P1040066_CC_wmThe first step was finding a suitable background for my first foray into action figure photography. My Absolute Version of The Dark Knight Returns worked nicely, and later on I added The Long Halloween, which cover has cooler and more night-like tones. It worked great for close ups, and added more depth than my flat-colored laptop cooling pad. My wife bought it for me and it doesn’t get much use otherwise (I love it, honey!). The lesson is you shouldn’t always work entirely on black (or very very dark gray).

IMG_3560_CC_wmAfter this, the next and perhaps most important step is lighting. Flat light would flat-out not work here. Batman works at night. This means high contrast shadows and highlights. A spot light set up high would be the first order of business to emulate the moon or a streetlight. Then I wanted something from behind the subject to create some contrast and fill out the fine details of the action figure. I used a small fluorescent countertop light to highlight the figure evenly from top to bottom.

From there it’s all experimentation; finding the right lens and angles to tell your story. I got to use my Lensbaby Velvet 56 (a Christmas present put to good use) at f4 to minimize the built in softening effect and create the impression that this is not just a small figure (see image above). There’s a very iconic shot in the first trailer where they reveal Batman in his armored suit. This was something in the back of my head and I wanted to test my hand at recreating it from memory.

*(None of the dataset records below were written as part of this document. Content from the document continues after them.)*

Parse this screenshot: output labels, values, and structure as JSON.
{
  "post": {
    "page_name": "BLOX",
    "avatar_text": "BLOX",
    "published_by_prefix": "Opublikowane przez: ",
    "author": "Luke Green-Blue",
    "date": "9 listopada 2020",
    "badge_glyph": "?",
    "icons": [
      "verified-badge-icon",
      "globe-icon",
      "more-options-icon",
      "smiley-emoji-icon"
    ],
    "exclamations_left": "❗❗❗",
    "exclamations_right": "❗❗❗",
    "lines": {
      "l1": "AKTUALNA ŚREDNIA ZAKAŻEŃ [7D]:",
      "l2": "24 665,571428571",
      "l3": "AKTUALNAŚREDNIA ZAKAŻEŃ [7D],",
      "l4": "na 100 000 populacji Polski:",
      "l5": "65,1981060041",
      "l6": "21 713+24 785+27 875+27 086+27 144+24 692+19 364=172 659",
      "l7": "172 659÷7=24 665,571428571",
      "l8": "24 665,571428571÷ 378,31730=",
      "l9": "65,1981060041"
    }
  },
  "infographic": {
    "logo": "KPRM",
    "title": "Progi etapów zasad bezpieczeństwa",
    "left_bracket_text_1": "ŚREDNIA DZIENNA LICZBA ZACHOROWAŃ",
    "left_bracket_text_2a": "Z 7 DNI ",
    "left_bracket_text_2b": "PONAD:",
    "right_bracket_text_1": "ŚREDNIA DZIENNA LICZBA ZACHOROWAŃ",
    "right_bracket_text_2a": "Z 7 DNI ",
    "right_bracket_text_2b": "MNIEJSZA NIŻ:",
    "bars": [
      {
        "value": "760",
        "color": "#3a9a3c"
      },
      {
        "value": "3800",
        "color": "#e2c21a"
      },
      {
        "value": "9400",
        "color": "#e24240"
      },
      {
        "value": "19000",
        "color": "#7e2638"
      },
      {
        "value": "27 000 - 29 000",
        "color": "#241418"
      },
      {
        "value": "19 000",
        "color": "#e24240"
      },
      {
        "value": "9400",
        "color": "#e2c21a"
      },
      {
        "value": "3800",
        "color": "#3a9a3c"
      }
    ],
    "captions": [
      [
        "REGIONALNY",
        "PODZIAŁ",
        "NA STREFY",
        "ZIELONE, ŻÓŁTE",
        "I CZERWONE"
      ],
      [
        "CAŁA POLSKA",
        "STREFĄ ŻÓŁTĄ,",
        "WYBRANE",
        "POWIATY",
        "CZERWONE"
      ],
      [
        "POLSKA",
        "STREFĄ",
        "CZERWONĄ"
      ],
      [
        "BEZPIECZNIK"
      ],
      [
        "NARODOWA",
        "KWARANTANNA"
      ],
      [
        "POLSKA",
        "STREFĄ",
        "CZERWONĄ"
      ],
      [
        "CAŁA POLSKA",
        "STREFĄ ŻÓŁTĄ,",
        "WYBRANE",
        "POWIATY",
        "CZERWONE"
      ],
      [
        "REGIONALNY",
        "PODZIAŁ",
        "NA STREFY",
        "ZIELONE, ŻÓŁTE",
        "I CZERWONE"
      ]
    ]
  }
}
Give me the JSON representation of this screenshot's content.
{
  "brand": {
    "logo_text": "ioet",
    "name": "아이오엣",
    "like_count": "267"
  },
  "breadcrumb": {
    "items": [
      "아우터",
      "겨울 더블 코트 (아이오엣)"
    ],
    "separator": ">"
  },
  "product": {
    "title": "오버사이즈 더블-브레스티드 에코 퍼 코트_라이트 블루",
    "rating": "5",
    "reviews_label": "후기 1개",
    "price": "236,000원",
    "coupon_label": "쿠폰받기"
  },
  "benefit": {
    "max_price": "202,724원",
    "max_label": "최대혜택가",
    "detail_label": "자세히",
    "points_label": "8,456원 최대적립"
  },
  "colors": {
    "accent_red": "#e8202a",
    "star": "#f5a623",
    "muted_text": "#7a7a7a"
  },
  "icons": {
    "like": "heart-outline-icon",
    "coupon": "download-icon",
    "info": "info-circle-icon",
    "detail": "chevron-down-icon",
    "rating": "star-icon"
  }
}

What do you think?Batman-v-Superman comparisonDo you still play with toys? You Will.